### What the task requires:
Retype each line of the listing below, word for word.

=====

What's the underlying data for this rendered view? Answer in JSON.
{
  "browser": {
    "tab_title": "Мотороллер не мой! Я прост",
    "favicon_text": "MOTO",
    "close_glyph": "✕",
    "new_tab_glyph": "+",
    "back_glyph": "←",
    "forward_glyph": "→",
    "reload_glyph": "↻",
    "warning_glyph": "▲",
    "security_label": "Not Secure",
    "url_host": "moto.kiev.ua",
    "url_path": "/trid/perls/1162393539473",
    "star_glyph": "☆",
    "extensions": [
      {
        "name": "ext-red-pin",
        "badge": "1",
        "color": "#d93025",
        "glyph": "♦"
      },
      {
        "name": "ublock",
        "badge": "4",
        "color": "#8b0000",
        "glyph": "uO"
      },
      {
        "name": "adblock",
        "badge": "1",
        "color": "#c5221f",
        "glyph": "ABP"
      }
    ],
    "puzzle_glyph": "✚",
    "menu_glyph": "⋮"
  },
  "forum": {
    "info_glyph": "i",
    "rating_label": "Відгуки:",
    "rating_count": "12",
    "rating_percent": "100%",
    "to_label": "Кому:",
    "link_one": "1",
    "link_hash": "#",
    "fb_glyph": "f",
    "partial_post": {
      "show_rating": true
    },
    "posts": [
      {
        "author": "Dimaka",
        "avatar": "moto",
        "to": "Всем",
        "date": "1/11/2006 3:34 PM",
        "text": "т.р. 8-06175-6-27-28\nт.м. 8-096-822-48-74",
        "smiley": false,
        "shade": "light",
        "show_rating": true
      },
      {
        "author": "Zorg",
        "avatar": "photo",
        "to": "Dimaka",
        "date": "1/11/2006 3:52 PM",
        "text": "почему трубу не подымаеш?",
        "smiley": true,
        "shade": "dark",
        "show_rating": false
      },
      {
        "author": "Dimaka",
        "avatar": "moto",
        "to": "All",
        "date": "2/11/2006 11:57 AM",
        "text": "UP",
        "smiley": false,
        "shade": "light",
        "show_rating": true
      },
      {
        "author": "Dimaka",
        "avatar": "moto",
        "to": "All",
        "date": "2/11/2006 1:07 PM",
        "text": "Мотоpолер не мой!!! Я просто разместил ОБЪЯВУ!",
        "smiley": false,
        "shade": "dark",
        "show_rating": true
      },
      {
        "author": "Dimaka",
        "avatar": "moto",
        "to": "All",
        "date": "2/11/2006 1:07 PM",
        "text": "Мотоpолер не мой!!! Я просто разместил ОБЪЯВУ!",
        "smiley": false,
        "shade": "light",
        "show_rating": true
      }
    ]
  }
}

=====

### Exercise solution:
What's the underlying data for this rendered view? Answer in JSON.
{
  "browser": {
    "tab_title": "Мотороллер не мой! Я прост",
    "favicon_text": "MOTO",
    "close_glyph": "✕",
    "new_tab_glyph": "+",
    "back_glyph": "←",
    "forward_glyph": "→",
    "reload_glyph": "↻",
    "warning_glyph": "▲",
    "security_label": "Not Secure",
    "url_host": "moto.kiev.ua",
    "url_path": "/trid/perls/1162393539473",
    "star_glyph": "☆",
    "extensions": [
      {
        "name": "ext-red-pin",
        "badge": "1",
        "color": "#d93025",
        "glyph": "♦"
      },
      {
        "name": "ublock",
        "badge": "4",
        "color": "#8b0000",
        "glyph": "uO"
      },
      {
        "name": "adblock",
        "badge": "1",
        "color": "#c5221f",
        "glyph": "ABP"
      }
    ],
    "puzzle_glyph": "✚",
    "menu_glyph": "⋮"
  },
  "forum": {
    "info_glyph": "i",
    "rating_label": "Відгуки:",
    "rating_count": "12",
    "rating_percent": "100%",
    "to_label": "Кому:",
    "link_one": "1",
    "link_hash": "#",
    "fb_glyph": "f",
    "partial_post": {
      "show_rating": true
    },
    "posts": [
      {
        "author": "Dimaka",
        "avatar": "moto",
        "to": "Всем",
        "date": "1/11/2006 3:34 PM",
        "text": "т.р. 8-06175-6-27-28\nт.м. 8-096-822-48-74",
        "smiley": false,
        "shade": "light",
        "show_rating": true
      },
      {
        "author": "Zorg",
        "avatar": "photo",
        "to": "Dimaka",
        "date": "1/11/2006 3:52 PM",
        "text": "почему трубу не подымаеш?",
        "smiley": true,
        "shade": "dark",
        "show_rating": false
      },
      {
        "author": "Dimaka",
        "avatar": "moto",
        "to": "All",
        "date": "2/11/2006 11:57 AM",
        "text": "UP",
        "smiley": false,
        "shade": "light",
        "show_rating": true
      },
      {
        "author": "Dimaka",
        "avatar": "moto",
        "to": "All",
        "date": "2/11/2006 1:07 PM",
        "text": "Мотоpолер не мой!!! Я просто разместил ОБЪЯВУ!",
        "smiley": false,
        "shade": "dark",
        "show_rating": true
      },
      {
        "author": "Dimaka",
        "avatar": "moto",
        "to": "All",
        "date": "2/11/2006 1:07 PM",
        "text": "Мотоpолер не мой!!! Я просто разместил ОБЪЯВУ!",
        "smiley": false,
        "shade": "light",
        "show_rating": true
      }
    ]
  }
}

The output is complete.